▸ **GOAL OF THE EXERCISE**
Reproduce the material that follows exactly, with no line left out.

▸ **SUPPLIED DATA**

□ □ □ □

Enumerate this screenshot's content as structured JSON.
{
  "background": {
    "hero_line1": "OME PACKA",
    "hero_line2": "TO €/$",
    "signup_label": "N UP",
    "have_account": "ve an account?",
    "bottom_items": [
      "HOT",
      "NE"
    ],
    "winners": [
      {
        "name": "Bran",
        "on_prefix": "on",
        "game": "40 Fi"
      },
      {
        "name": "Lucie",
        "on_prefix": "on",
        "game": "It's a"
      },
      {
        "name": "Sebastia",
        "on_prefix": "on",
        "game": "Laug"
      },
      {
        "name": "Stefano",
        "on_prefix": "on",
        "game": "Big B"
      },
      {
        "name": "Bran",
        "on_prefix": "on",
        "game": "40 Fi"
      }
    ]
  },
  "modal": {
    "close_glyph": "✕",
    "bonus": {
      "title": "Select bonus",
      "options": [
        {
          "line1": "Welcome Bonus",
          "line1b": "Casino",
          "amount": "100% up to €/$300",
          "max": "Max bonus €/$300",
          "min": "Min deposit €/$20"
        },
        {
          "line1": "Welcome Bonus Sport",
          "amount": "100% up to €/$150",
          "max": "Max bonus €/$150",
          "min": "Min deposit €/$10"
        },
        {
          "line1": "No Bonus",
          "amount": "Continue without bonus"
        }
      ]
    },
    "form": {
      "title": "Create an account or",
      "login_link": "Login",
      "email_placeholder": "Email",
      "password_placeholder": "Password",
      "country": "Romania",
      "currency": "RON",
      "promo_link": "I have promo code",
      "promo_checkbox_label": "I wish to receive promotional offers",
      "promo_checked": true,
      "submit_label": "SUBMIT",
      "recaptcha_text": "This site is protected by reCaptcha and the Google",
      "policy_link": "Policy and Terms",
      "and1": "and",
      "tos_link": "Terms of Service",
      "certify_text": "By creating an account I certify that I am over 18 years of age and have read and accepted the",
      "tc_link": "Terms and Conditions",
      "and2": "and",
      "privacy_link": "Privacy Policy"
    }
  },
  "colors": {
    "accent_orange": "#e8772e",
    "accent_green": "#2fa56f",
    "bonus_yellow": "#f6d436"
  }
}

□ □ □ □

▸ **PROBLEM SOLUTION**
Enumerate this screenshot's content as structured JSON.
{
  "background": {
    "hero_line1": "OME PACKA",
    "hero_line2": "TO €/$",
    "signup_label": "N UP",
    "have_account": "ve an account?",
    "bottom_items": [
      "HOT",
      "NE"
    ],
    "winners": [
      {
        "name": "Bran",
        "on_prefix": "on",
        "game": "40 Fi"
      },
      {
        "name": "Lucie",
        "on_prefix": "on",
        "game": "It's a"
      },
      {
        "name": "Sebastia",
        "on_prefix": "on",
        "game": "Laug"
      },
      {
        "name": "Stefano",
        "on_prefix": "on",
        "game": "Big B"
      },
      {
        "name": "Bran",
        "on_prefix": "on",
        "game": "40 Fi"
      }
    ]
  },
  "modal": {
    "close_glyph": "✕",
    "bonus": {
      "title": "Select bonus",
      "options": [
        {
          "line1": "Welcome Bonus",
          "line1b": "Casino",
          "amount": "100% up to €/$300",
          "max": "Max bonus €/$300",
          "min": "Min deposit €/$20"
        },
        {
          "line1": "Welcome Bonus Sport",
          "amount": "100% up to €/$150",
          "max": "Max bonus €/$150",
          "min": "Min deposit €/$10"
        },
        {
          "line1": "No Bonus",
          "amount": "Continue without bonus"
        }
      ]
    },
    "form": {
      "title": "Create an account or",
      "login_link": "Login",
      "email_placeholder": "Email",
      "password_placeholder": "Password",
      "country": "Romania",
      "currency": "RON",
      "promo_link": "I have promo code",
      "promo_checkbox_label": "I wish to receive promotional offers",
      "promo_checked": true,
      "submit_label": "SUBMIT",
      "recaptcha_text": "This site is protected by reCaptcha and the Google",
      "policy_link": "Policy and Terms",
      "and1": "and",
      "tos_link": "Terms of Service",
      "certify_text": "By creating an account I certify that I am over 18 years of age and have read and accepted the",
      "tc_link": "Terms and Conditions",
      "and2": "and",
      "privacy_link": "Privacy Policy"
    }
  },
  "colors": {
    "accent_orange": "#e8772e",
    "accent_green": "#2fa56f",
    "bonus_yellow": "#f6d436"
  }
}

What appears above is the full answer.